Oil prices are on the move. In response to these rising prices, many E&P firms have doubled their capital spending programs in order to meet demand. For investors, this means betting big on the oil services sector. Funds like the SPDR S&P Oil & Gas Equipment & Services (ARCA:XES) or individual stocks like Oil States International (NYSE:OIS) make ideal plays for the trend

Use the Investopedia Stock Simulator to trade the stocks mentioned in this stock analysis, risk free!

At the time of writing, Aaron Levitt did not own shares in any of the companies mentioned in this article.

Related Articles
  1. Investing News

    Latest Labor Numbers: Good News for the Market?

    Some economic numbers are indicating that the labor market is outperforming the stock market. Should investors be bullish?
  2. Investing News

    Stocks with Big Dividend Yields: 'It's a Trap!'

    Should you seek high yielding-dividend stocks in the current investment environment?
  3. Investing News

    Should You Be Betting with Buffett Right Now?

    Following Warren Buffett's stock picks has historically been a good strategy. Is considering his biggest holdings in 2016 a good idea?
  4. Products and Investments

    Cash vs. Stocks: How to Decide Which is Best

    Is it better to keep your money in cash or is a down market a good time to buy stocks at a lower cost?
  5. Investing News

    Who Does Cheap Oil Benefit? See This Stock (DG)

    Cheap oil won't benefit most companies, but this retailer might buck that trend.
  6. Investing

    How to Ballast a Portfolio with Bonds

    If January and early February performance is any guide, there’s a new normal in financial markets today: Heightened volatility.
  7. Stock Analysis

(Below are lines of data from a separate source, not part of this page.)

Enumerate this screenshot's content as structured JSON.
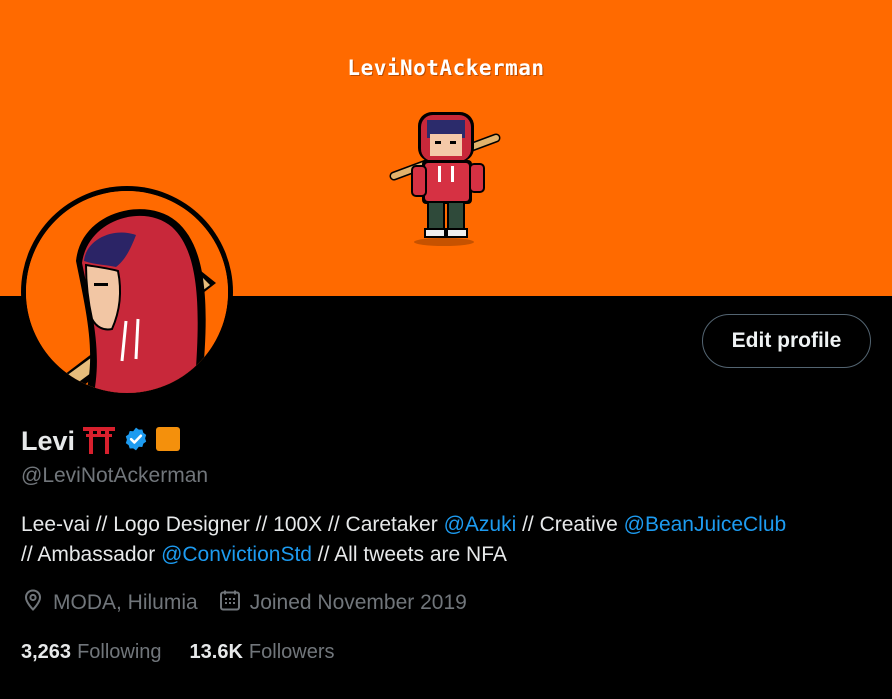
{
  "banner": {
    "title": "LeviNotAckerman",
    "background_color": "#ff6a00"
  },
  "profile": {
    "display_name": "Levi",
    "name_emojis": [
      "torii-gate-emoji",
      "verified-badge-icon",
      "orange-square-emoji"
    ],
    "handle": "@LeviNotAckerman",
    "edit_button_label": "Edit profile",
    "bio": {
      "text_1": "Lee-vai // Logo Designer // 100X // Caretaker ",
      "link_1": "@Azuki",
      "text_2": " // Creative ",
      "link_2": "@BeanJuiceClub",
      "text_3": " // Ambassador ",
      "link_3": "@ConvictionStd",
      "text_4": " // All tweets are NFA"
    },
    "location": "MODA, Hilumia",
    "joined": "Joined November 2019",
    "following_count": "3,263",
    "following_label": "Following",
    "followers_count": "13.6K",
    "followers_label": "Followers"
  },
  "colors": {
    "link": "#1d9bf0",
    "verified": "#1d9bf0",
    "muted": "#71767b"
  }
}
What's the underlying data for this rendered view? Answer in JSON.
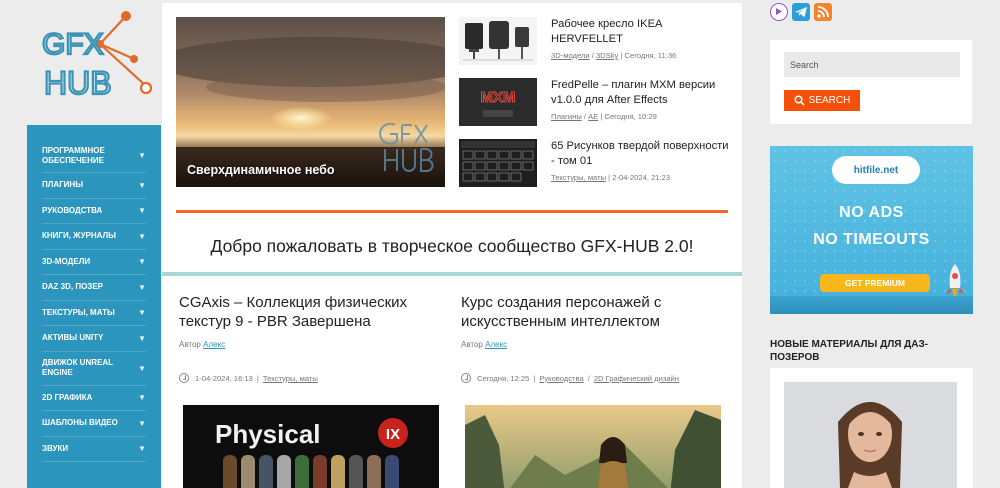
{
  "brand": {
    "line1": "GFX",
    "line2": "HUB"
  },
  "nav": {
    "items": [
      {
        "label": "Программное обеспечение"
      },
      {
        "label": "Плагины"
      },
      {
        "label": "Руководства"
      },
      {
        "label": "Книги, журналы"
      },
      {
        "label": "3D-модели"
      },
      {
        "label": "DAZ 3D, Позер"
      },
      {
        "label": "Текстуры, маты"
      },
      {
        "label": "Активы Unity"
      },
      {
        "label": "Движок Unreal Engine"
      },
      {
        "label": "2D Графика"
      },
      {
        "label": "Шаблоны видео"
      },
      {
        "label": "Звуки"
      }
    ],
    "arrow": "▼"
  },
  "hero": {
    "caption": "Сверхдинамичное небо"
  },
  "news": [
    {
      "title": "Рабочее кресло IKEA HERVFELLET",
      "cat1": "3D-модели",
      "cat2": "3DSky",
      "date": "Сегодня, 11:36"
    },
    {
      "title": "FredPelle – плагин MXM версии v1.0.0 для After Effects",
      "cat1": "Плагины",
      "cat2": "AE",
      "date": "Сегодня, 10:29",
      "thumb_text": "MXM"
    },
    {
      "title": "65 Рисунков твердой поверхности - том 01",
      "cat1": "Текстуры, маты",
      "cat2": "",
      "date": "2-04-2024, 21:23"
    }
  ],
  "sep": " / ",
  "bar": " | ",
  "welcome": "Добро пожаловать в творческое сообщество GFX-HUB 2.0!",
  "cards": [
    {
      "title": "CGAxis – Коллекция физических текстур 9 - PBR Завершена",
      "author_label": "Автор",
      "author": "Алекс",
      "date": "1-04-2024, 16:13",
      "cat1": "Текстуры, маты",
      "cat2": "",
      "image_text": "Physical"
    },
    {
      "title": "Курс создания персонажей с искусственным интеллектом",
      "author_label": "Автор",
      "author": "Алекс",
      "date": "Сегодня, 12:25",
      "cat1": "Руководства",
      "cat2": "2D Графический дизайн"
    }
  ],
  "search": {
    "placeholder": "Search",
    "button": "SEARCH"
  },
  "ad": {
    "brand": "hitfile.net",
    "line1": "NO ADS",
    "line2": "NO TIMEOUTS",
    "cta": "GET PREMIUM"
  },
  "daz_section": {
    "title": "Новые материалы для Даз-позеров"
  },
  "colors": {
    "accent": "#2b95bd",
    "orange": "#f26a21",
    "search_btn": "#f5500a",
    "teal_line": "#a7d6d6"
  }
}
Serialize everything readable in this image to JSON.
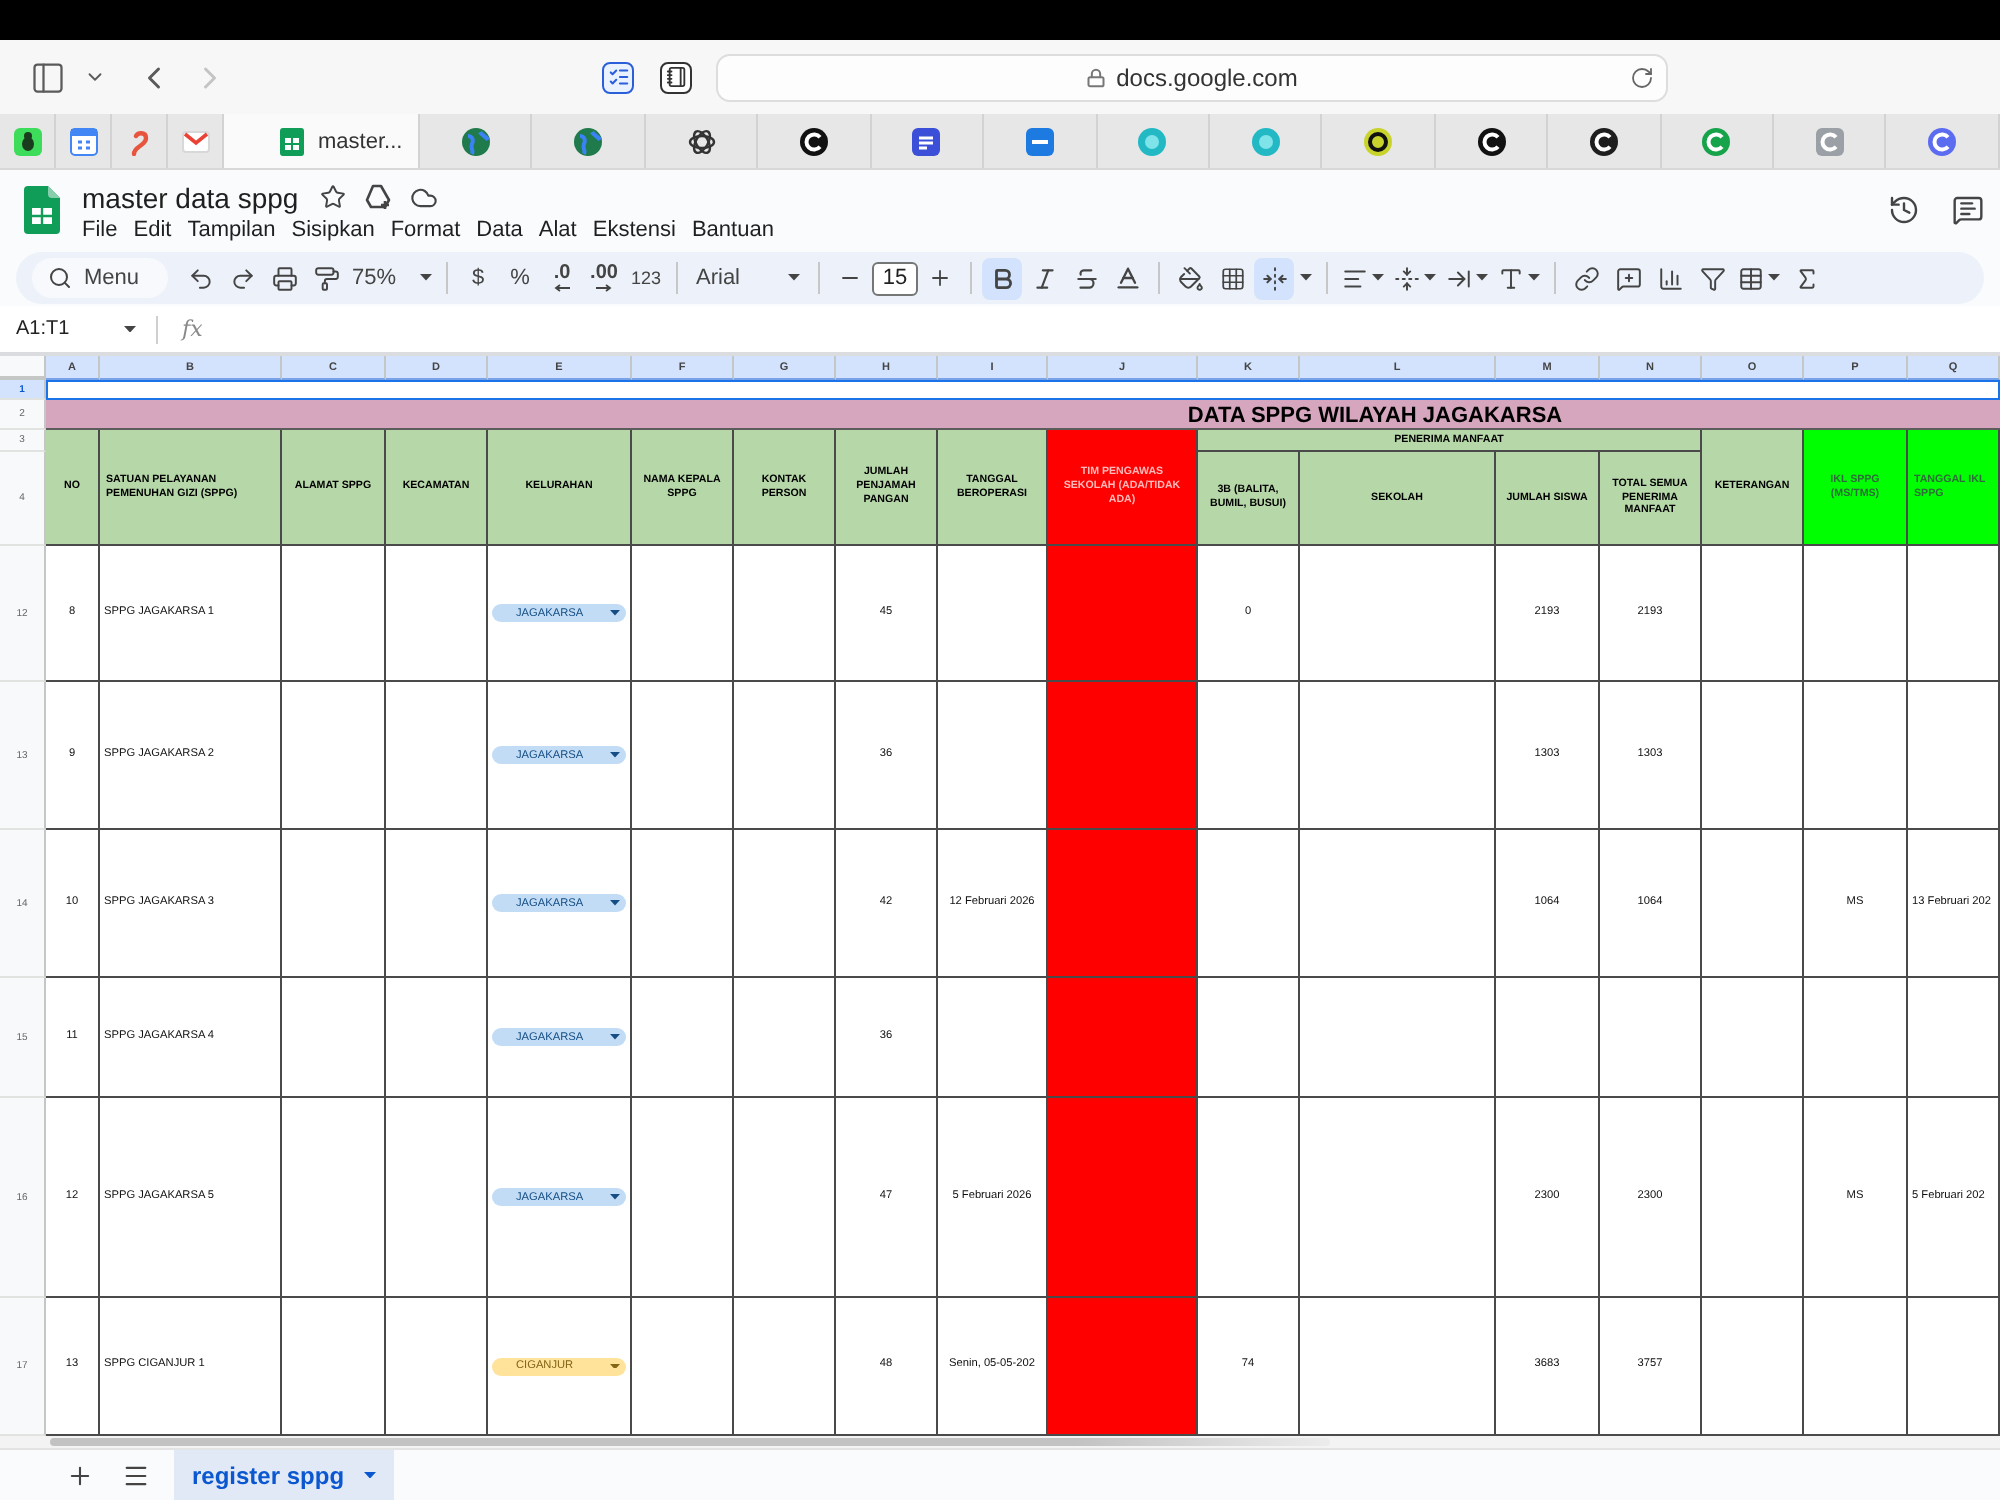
{
  "browser": {
    "back_disabled": false,
    "forward_disabled": true,
    "address": "docs.google.com",
    "tabs": [
      {
        "kind": "pinned",
        "selected": false
      },
      {
        "kind": "pinned",
        "selected": false
      },
      {
        "kind": "pinned",
        "selected": false
      },
      {
        "kind": "pinned",
        "selected": false
      },
      {
        "kind": "page",
        "label": "master...",
        "selected": true
      },
      {
        "kind": "page",
        "selected": false
      },
      {
        "kind": "page",
        "selected": false
      },
      {
        "kind": "page",
        "selected": false
      },
      {
        "kind": "page",
        "selected": false
      },
      {
        "kind": "page",
        "selected": false
      },
      {
        "kind": "page",
        "selected": false
      },
      {
        "kind": "page",
        "selected": false
      },
      {
        "kind": "page",
        "selected": false
      },
      {
        "kind": "page",
        "selected": false
      },
      {
        "kind": "page",
        "selected": false
      },
      {
        "kind": "page",
        "selected": false
      },
      {
        "kind": "page",
        "selected": false
      },
      {
        "kind": "page",
        "selected": false
      },
      {
        "kind": "page",
        "selected": false
      }
    ]
  },
  "document": {
    "title": "master data sppg",
    "menu": [
      "File",
      "Edit",
      "Tampilan",
      "Sisipkan",
      "Format",
      "Data",
      "Alat",
      "Ekstensi",
      "Bantuan"
    ]
  },
  "toolbar": {
    "menu_search": "Menu",
    "zoom": "75%",
    "currency": "$",
    "percent": "%",
    "decimal_decrease": ".0",
    "decimal_increase": ".00",
    "number_format": "123",
    "font": "Arial",
    "font_size": "15",
    "toggles": [
      {
        "kind": "bold",
        "on": true
      },
      {
        "kind": "italic",
        "on": false
      },
      {
        "kind": "strikethrough",
        "on": false
      }
    ],
    "merge_on": true
  },
  "formula_bar": {
    "range": "A1:T1",
    "fx": "fx"
  },
  "sheet": {
    "columns": [
      {
        "letter": "A",
        "selected": true
      },
      {
        "letter": "B",
        "selected": true
      },
      {
        "letter": "C",
        "selected": true
      },
      {
        "letter": "D",
        "selected": true
      },
      {
        "letter": "E",
        "selected": true
      },
      {
        "letter": "F",
        "selected": true
      },
      {
        "letter": "G",
        "selected": true
      },
      {
        "letter": "H",
        "selected": true
      },
      {
        "letter": "I",
        "selected": true
      },
      {
        "letter": "J",
        "selected": true
      },
      {
        "letter": "K",
        "selected": true
      },
      {
        "letter": "L",
        "selected": true
      },
      {
        "letter": "M",
        "selected": true
      },
      {
        "letter": "N",
        "selected": true
      },
      {
        "letter": "O",
        "selected": true
      },
      {
        "letter": "P",
        "selected": true
      },
      {
        "letter": "Q",
        "selected": true
      }
    ],
    "top_rows": [
      {
        "number": "1",
        "selected": true
      },
      {
        "number": "2",
        "selected": false
      },
      {
        "number": "3",
        "selected": false
      },
      {
        "number": "4",
        "selected": false
      }
    ],
    "title": "DATA SPPG WILAYAH JAGAKARSA",
    "headers": [
      {
        "kind": "normal",
        "text": "NO"
      },
      {
        "kind": "normal",
        "text": "SATUAN PELAYANAN PEMENUHAN GIZI (SPPG)"
      },
      {
        "kind": "normal",
        "text": "ALAMAT SPPG"
      },
      {
        "kind": "normal",
        "text": "KECAMATAN"
      },
      {
        "kind": "normal",
        "text": "KELURAHAN"
      },
      {
        "kind": "normal",
        "text": "NAMA KEPALA SPPG"
      },
      {
        "kind": "normal",
        "text": "KONTAK PERSON"
      },
      {
        "kind": "normal",
        "text": "JUMLAH PENJAMAH PANGAN"
      },
      {
        "kind": "normal",
        "text": "TANGGAL BEROPERASI"
      },
      {
        "kind": "alert",
        "text": "TIM PENGAWAS SEKOLAH (ADA/TIDAK ADA)"
      },
      {
        "kind": "normal",
        "text": "PENERIMA MANFAAT",
        "children": [
          {
            "text": "3B (BALITA, BUMIL, BUSUI)"
          },
          {
            "text": "SEKOLAH"
          },
          {
            "text": "JUMLAH SISWA"
          },
          {
            "text": "TOTAL SEMUA PENERIMA MANFAAT"
          }
        ]
      },
      {
        "kind": "normal",
        "text": "KETERANGAN"
      },
      {
        "kind": "check",
        "text": "IKL SPPG (MS/TMS)"
      },
      {
        "kind": "check",
        "text": "TANGGAL IKL SPPG"
      }
    ],
    "rows": [
      {
        "number": "12",
        "selected": false,
        "no": "8",
        "sppg": "SPPG JAGAKARSA 1",
        "kelurahan": {
          "label": "JAGAKARSA",
          "color": "#c2dcf5"
        },
        "jumlah_penjamah_pangan": "45",
        "penerima_3b": "0",
        "jumlah_siswa": "2193",
        "total_penerima": "2193"
      },
      {
        "number": "13",
        "selected": false,
        "no": "9",
        "sppg": "SPPG JAGAKARSA 2",
        "kelurahan": {
          "label": "JAGAKARSA",
          "color": "#c2dcf5"
        },
        "jumlah_penjamah_pangan": "36",
        "jumlah_siswa": "1303",
        "total_penerima": "1303"
      },
      {
        "number": "14",
        "selected": false,
        "no": "10",
        "sppg": "SPPG JAGAKARSA 3",
        "kelurahan": {
          "label": "JAGAKARSA",
          "color": "#c2dcf5"
        },
        "jumlah_penjamah_pangan": "42",
        "tanggal_beroperasi": "12 Februari 2026",
        "jumlah_siswa": "1064",
        "total_penerima": "1064",
        "ikl_sppg": "MS",
        "tanggal_ikl_sppg": "13 Februari 202"
      },
      {
        "number": "15",
        "selected": false,
        "no": "11",
        "sppg": "SPPG JAGAKARSA 4",
        "kelurahan": {
          "label": "JAGAKARSA",
          "color": "#c2dcf5"
        },
        "jumlah_penjamah_pangan": "36"
      },
      {
        "number": "16",
        "selected": false,
        "no": "12",
        "sppg": "SPPG JAGAKARSA 5",
        "kelurahan": {
          "label": "JAGAKARSA",
          "color": "#c2dcf5"
        },
        "jumlah_penjamah_pangan": "47",
        "tanggal_beroperasi": "5 Februari 2026",
        "jumlah_siswa": "2300",
        "total_penerima": "2300",
        "ikl_sppg": "MS",
        "tanggal_ikl_sppg": "5 Februari 202"
      },
      {
        "number": "17",
        "selected": false,
        "no": "13",
        "sppg": "SPPG CIGANJUR 1",
        "kelurahan": {
          "label": "CIGANJUR",
          "color": "#ffe39a"
        },
        "jumlah_penjamah_pangan": "48",
        "tanggal_beroperasi": "Senin, 05-05-202",
        "penerima_3b": "74",
        "jumlah_siswa": "3683",
        "total_penerima": "3757"
      }
    ]
  },
  "sheet_tabs": [
    {
      "label": "register sppg",
      "selected": true
    }
  ]
}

    Performance Review: Emerging Markets Equities in 2015

    Find out why emerging markets struggled in 2015 and why a half-decade long trend of poor returns is proving optimistic growth investors wrong.
  8. Investing News

    Today's Sell-off: Are We in a Margin Liquidation?

    If we're in market liquidation, is it good news or bad news? That party depends on your timeframe.
  9. Economics

    4 Countries Pleading for Higher Commodity Prices

    Discover what countries are struggling the most from the price collapse in commodities and what these countries require to return to economic growth.
  10. Investing News

    Bank Stocks: Time to Buy or Avoid? (WFC, JPM, C)

    Bank stocks have been pounded. Is this the right time to buy or should they be avoided?
RELATED FAQS
  1. Which mutual funds made money in 2008?

    Out of the 2,800 mutual funds that Morningstar, Inc., the leading provider of independent investment research in North America, ... Read Full Answer >>
  2. Should mutual funds be subject to more regulation?

    Mutual funds, when compared to other types of pooled investments such as hedge funds, have very strict regulations. In fact, ... Read Full Answer >>
  3. Do ETFs pay capital gains?

    Exchange-traded funds (ETFs) can generate capital gains that are transferred to shareholders, typically once a year, triggering ... Read Full Answer >>
  4. How do real estate hedge funds work?

    A hedge fund is a type of investment vehicle and business structure that aggregates capital from multiple investors and invests ... Read Full Answer >>
  5. Are Vanguard ETFs commission-free?

    While some Vanguard exchange-traded funds (ETFs) are available commission-free from third-party brokers, a large portion ... Read Full Answer >>
  6. Do Vanguard ETFs require a minimum investment?

    Vanguard completely waives any U.S. dollar minimum amounts to buy its exchange-traded funds (ETFs), and the minimum ETF investment ... Read Full Answer >>
COMPANIES IN THIS ARTICLE
Trading Center